Records for processing START

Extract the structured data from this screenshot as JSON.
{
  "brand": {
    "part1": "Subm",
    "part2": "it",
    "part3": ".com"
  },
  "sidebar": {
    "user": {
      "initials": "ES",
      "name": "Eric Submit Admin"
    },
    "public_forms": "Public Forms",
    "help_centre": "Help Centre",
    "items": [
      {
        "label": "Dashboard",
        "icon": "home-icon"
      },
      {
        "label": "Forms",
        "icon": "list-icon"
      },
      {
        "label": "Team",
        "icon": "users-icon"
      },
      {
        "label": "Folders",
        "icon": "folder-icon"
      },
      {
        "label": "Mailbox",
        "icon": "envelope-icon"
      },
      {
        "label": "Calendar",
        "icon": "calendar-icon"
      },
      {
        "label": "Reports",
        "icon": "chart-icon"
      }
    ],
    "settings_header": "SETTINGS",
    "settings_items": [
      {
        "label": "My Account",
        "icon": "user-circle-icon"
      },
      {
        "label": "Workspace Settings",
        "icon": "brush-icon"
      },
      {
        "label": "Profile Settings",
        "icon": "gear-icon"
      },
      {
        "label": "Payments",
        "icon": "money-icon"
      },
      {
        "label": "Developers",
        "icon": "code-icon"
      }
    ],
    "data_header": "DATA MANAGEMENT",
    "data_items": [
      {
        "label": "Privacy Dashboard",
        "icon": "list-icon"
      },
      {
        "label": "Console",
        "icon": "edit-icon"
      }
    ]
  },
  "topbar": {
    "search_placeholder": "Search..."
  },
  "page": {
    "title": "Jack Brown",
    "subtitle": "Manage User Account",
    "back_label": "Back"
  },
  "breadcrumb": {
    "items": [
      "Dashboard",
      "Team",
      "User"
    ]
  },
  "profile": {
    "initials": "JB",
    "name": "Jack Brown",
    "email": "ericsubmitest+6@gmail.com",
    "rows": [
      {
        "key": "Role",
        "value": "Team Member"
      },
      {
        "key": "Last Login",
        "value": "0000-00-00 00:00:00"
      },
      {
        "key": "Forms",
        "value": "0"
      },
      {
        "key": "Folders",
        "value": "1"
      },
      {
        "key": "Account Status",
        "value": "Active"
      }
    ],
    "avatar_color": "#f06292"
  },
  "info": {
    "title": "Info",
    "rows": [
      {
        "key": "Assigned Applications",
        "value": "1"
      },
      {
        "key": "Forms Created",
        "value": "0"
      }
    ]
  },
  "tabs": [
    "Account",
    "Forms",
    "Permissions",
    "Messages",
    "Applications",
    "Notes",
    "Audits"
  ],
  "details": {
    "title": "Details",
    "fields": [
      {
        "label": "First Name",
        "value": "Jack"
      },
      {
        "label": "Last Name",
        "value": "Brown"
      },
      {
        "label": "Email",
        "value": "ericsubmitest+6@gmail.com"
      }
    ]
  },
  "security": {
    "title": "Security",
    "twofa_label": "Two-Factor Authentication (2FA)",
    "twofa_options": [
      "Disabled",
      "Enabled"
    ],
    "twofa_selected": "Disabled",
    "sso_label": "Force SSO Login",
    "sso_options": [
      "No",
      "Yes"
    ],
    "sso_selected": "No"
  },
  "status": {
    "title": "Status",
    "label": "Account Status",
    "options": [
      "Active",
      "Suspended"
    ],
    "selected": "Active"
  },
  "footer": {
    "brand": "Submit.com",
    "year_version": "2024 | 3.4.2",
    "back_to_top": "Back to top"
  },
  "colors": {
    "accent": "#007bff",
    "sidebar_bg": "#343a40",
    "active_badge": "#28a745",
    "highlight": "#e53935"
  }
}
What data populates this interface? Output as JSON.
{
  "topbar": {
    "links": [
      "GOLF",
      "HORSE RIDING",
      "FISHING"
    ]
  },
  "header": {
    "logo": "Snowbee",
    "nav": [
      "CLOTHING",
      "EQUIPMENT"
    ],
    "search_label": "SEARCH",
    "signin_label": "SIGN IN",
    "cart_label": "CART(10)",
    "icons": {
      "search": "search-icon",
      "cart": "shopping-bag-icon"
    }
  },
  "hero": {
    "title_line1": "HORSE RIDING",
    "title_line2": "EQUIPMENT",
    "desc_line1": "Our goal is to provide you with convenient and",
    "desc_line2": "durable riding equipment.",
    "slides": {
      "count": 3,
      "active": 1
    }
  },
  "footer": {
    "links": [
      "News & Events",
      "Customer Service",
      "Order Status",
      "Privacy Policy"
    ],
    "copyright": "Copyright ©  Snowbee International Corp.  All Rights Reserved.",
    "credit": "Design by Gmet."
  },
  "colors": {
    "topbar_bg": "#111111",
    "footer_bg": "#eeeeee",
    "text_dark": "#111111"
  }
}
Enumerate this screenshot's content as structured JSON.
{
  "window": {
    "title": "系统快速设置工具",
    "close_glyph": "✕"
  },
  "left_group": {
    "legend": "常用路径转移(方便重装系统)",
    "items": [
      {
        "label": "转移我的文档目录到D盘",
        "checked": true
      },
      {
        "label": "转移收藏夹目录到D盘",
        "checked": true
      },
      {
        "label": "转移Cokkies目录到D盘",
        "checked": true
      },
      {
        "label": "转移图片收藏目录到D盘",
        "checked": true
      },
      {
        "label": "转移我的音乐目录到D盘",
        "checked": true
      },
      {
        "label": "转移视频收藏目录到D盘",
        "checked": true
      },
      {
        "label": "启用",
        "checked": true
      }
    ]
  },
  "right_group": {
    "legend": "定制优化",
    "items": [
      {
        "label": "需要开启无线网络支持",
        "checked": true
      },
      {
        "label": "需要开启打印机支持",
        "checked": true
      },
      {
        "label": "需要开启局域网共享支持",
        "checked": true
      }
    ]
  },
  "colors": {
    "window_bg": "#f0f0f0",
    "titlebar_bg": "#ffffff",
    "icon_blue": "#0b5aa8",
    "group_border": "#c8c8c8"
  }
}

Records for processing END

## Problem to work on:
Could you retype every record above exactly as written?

## Task answer:
Extract the structured data from this screenshot as JSON.
{
  "brand": {
    "part1": "Subm",
    "part2": "it",
    "part3": ".com"
  },
  "sidebar": {
    "user": {
      "initials": "ES",
      "name": "Eric Submit Admin"
    },
    "public_forms": "Public Forms",
    "help_centre": "Help Centre",
    "items": [
      {
        "label": "Dashboard",
        "icon": "home-icon"
      },
      {
        "label": "Forms",
        "icon": "list-icon"
      },
      {
        "label": "Team",
        "icon": "users-icon"
      },
      {
        "label": "Folders",
        "icon": "folder-icon"
      },
      {
        "label": "Mailbox",
        "icon": "envelope-icon"
      },
      {
        "label": "Calendar",
        "icon": "calendar-icon"
      },
      {
        "label": "Reports",
        "icon": "chart-icon"
      }
    ],
    "settings_header": "SETTINGS",
    "settings_items": [
      {
        "label": "My Account",
        "icon": "user-circle-icon"
      },
      {
        "label": "Workspace Settings",
        "icon": "brush-icon"
      },
      {
        "label": "Profile Settings",
        "icon": "gear-icon"
      },
      {
        "label": "Payments",
        "icon": "money-icon"
      },
      {
        "label": "Developers",
        "icon": "code-icon"
      }
    ],
    "data_header": "DATA MANAGEMENT",
    "data_items": [
      {
        "label": "Privacy Dashboard",
        "icon": "list-icon"
      },
      {
        "label": "Console",
        "icon": "edit-icon"
      }
    ]
  },
  "topbar": {
    "search_placeholder": "Search..."
  },
  "page": {
    "title": "Jack Brown",
    "subtitle": "Manage User Account",
    "back_label": "Back"
  },
  "breadcrumb": {
    "items": [
      "Dashboard",
      "Team",
      "User"
    ]
  },
  "profile": {
    "initials": "JB",
    "name": "Jack Brown",
    "email": "ericsubmitest+6@gmail.com",
    "rows": [
      {
        "key": "Role",
        "value": "Team Member"
      },
      {
        "key": "Last Login",
        "value": "0000-00-00 00:00:00"
      },
      {
        "key": "Forms",
        "value": "0"
      },
      {
        "key": "Folders",
        "value": "1"
      },
      {
        "key": "Account Status",
        "value": "Active"
      }
    ],
    "avatar_color": "#f06292"
  },
  "info": {
    "title": "Info",
    "rows": [
      {
        "key": "Assigned Applications",
        "value": "1"
      },
      {
        "key": "Forms Created",
        "value": "0"
      }
    ]
  },
  "tabs": [
    "Account",
    "Forms",
    "Permissions",
    "Messages",
    "Applications",
    "Notes",
    "Audits"
  ],
  "details": {
    "title": "Details",
    "fields": [
      {
        "label": "First Name",
        "value": "Jack"
      },
      {
        "label": "Last Name",
        "value": "Brown"
      },
      {
        "label": "Email",
        "value": "ericsubmitest+6@gmail.com"
      }
    ]
  },
  "security": {
    "title": "Security",
    "twofa_label": "Two-Factor Authentication (2FA)",
    "twofa_options": [
      "Disabled",
      "Enabled"
    ],
    "twofa_selected": "Disabled",
    "sso_label": "Force SSO Login",
    "sso_options": [
      "No",
      "Yes"
    ],
    "sso_selected": "No"
  },
  "status": {
    "title": "Status",
    "label": "Account Status",
    "options": [
      "Active",
      "Suspended"
    ],
    "selected": "Active"
  },
  "footer": {
    "brand": "Submit.com",
    "year_version": "2024 | 3.4.2",
    "back_to_top": "Back to top"
  },
  "colors": {
    "accent": "#007bff",
    "sidebar_bg": "#343a40",
    "active_badge": "#28a745",
    "highlight": "#e53935"
  }
}
What data populates this interface? Output as JSON.
{
  "topbar": {
    "links": [
      "GOLF",
      "HORSE RIDING",
      "FISHING"
    ]
  },
  "header": {
    "logo": "Snowbee",
    "nav": [
      "CLOTHING",
      "EQUIPMENT"
    ],
    "search_label": "SEARCH",
    "signin_label": "SIGN IN",
    "cart_label": "CART(10)",
    "icons": {
      "search": "search-icon",
      "cart": "shopping-bag-icon"
    }
  },
  "hero": {
    "title_line1": "HORSE RIDING",
    "title_line2": "EQUIPMENT",
    "desc_line1": "Our goal is to provide you with convenient and",
    "desc_line2": "durable riding equipment.",
    "slides": {
      "count": 3,
      "active": 1
    }
  },
  "footer": {
    "links": [
      "News & Events",
      "Customer Service",
      "Order Status",
      "Privacy Policy"
    ],
    "copyright": "Copyright ©  Snowbee International Corp.  All Rights Reserved.",
    "credit": "Design by Gmet."
  },
  "colors": {
    "topbar_bg": "#111111",
    "footer_bg": "#eeeeee",
    "text_dark": "#111111"
  }
}
Enumerate this screenshot's content as structured JSON.
{
  "window": {
    "title": "系统快速设置工具",
    "close_glyph": "✕"
  },
  "left_group": {
    "legend": "常用路径转移(方便重装系统)",
    "items": [
      {
        "label": "转移我的文档目录到D盘",
        "checked": true
      },
      {
        "label": "转移收藏夹目录到D盘",
        "checked": true
      },
      {
        "label": "转移Cokkies目录到D盘",
        "checked": true
      },
      {
        "label": "转移图片收藏目录到D盘",
        "checked": true
      },
      {
        "label": "转移我的音乐目录到D盘",
        "checked": true
      },
      {
        "label": "转移视频收藏目录到D盘",
        "checked": true
      },
      {
        "label": "启用",
        "checked": true
      }
    ]
  },
  "right_group": {
    "legend": "定制优化",
    "items": [
      {
        "label": "需要开启无线网络支持",
        "checked": true
      },
      {
        "label": "需要开启打印机支持",
        "checked": true
      },
      {
        "label": "需要开启局域网共享支持",
        "checked": true
      }
    ]
  },
  "colors": {
    "window_bg": "#f0f0f0",
    "titlebar_bg": "#ffffff",
    "icon_blue": "#0b5aa8",
    "group_border": "#c8c8c8"
  }
}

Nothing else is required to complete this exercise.